Saturday, June 6, 2009
The Great White Canon
In cloistered hearts you did awake
The love of Him, Who for our sake
Dwells on our altars, closely veiled.
When Tanchelin’s profane touch assailed
That sacred Mystery, you did raise
Your trumpet voice. And with amaze
The Gallic nation stood to hear
Your matchless accents, rich and clear;
St. Bernard, too, proclaiming thee
A lute of heavenly melody.
Angels of peace, at your command
Fierce discord vanished from the land,
And hearts by you to Jesus given
Brought forth abundant fruit for Heaven.
When comes, at last, the harvest hour,
Oh! garner us, with saintly power.
"Premonstratensians". Just the word seemed a bit exalted and somewhat scary to me the first time I read it in 1950. Knowing that I wanted to become a priest and also knowing that I did not want to be a diocesan priest, I sent enquiries to many Orders, among them the Premonstratensians, or Norbertines, at St. Norbert Abbey, West De Pere, WI. Fr. N. J. McLaughlin, the Director of Vocations, wrote to me twice: one, a very encouraging letter, enclosing information on the Order; the second, equally nice, but with the bad news that one had to complete high school first. For me that wasn't an option. I also knew, from the information which Fr. McLaughlin sent, about the impressive white habits which the "White Canons" wore. He noted in his letter: "The candidate receives the White Habit on the 28th of August--The Feast of St. Augustine--after having completed an eight day retreat..." Tempting, but that high school thing was the clincher. I wouldn't make a good Premonstratensian!

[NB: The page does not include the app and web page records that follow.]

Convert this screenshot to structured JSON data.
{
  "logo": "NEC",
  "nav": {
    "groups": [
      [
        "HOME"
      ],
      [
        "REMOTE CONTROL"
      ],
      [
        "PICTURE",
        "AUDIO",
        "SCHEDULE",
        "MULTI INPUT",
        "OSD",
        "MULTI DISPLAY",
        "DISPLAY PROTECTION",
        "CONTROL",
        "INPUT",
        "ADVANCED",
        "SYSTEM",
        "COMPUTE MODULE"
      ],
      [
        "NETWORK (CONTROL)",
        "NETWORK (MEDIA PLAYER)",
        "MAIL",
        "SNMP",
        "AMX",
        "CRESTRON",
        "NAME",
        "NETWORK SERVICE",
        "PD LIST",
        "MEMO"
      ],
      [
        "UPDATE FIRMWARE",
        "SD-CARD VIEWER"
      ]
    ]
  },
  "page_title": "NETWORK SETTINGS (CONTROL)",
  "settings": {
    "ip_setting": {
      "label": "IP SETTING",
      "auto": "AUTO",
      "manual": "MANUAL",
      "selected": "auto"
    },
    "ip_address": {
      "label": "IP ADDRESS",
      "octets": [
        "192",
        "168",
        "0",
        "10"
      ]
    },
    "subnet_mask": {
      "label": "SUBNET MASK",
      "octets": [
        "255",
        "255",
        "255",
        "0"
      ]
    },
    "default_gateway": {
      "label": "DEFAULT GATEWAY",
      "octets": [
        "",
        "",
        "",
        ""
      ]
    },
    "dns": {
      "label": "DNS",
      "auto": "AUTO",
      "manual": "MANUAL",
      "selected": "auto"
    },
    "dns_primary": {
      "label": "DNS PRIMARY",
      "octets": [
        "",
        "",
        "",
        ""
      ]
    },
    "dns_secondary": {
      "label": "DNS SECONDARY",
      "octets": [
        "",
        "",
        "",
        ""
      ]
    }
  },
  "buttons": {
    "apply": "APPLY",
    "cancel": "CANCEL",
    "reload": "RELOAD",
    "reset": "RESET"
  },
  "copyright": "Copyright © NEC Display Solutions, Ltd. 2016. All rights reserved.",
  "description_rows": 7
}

Norbert (c. 1080-1134) was the son of a German count who apparently enjoyed "sowing his oats" as a young courtier, at least until the day when he was literally knocked off his horse, à la St. Paul, by a bolt of lightning. Soon after, he became a subdeacon in his hometown of Xanten in the Rhineland, and later reluctantly gave in to be ordained priest by the Archbishop of Cologne. He became an itinerant preacher, often barefoot, travelling throughout France. The Bishop of Laon asked him to reform the local Canons Regular at St. Martin's Church, but they resisted the changes. Norbert gathered together his own little band of 13 followers and settled into a valley, Prémontré, about 75 miles northwest of Paris. Being somewhat eclectic, he modified the Rule of St. Augustine for them and began parallel convents for women, adopting a Cistercian style of governance: central motherhouse, a superior general, and abbots of the houses subject to the Abbot General. Within five years there were 800 White Canons! Pretty good for an ex-worldly profligate! In 1126 he was nominated by Emperor Lothair to be the bishop of Magdeburg. As often happens with conscientious clerics, and Norbert was definitely one of those, the good bishop made lots of enemies because of the changes he brought about -- some trying to knife him, shoot arrows at him, etc. -- not a lot of church job security in those days!
Norbert was a friend 0f, and in fact worked with, the great St. Bernard of Clairvaux. He was also later declared the Patron and Protector of Bohemia.
The moral: try not to get hit by a lightning bolt: you never know where it may lead you!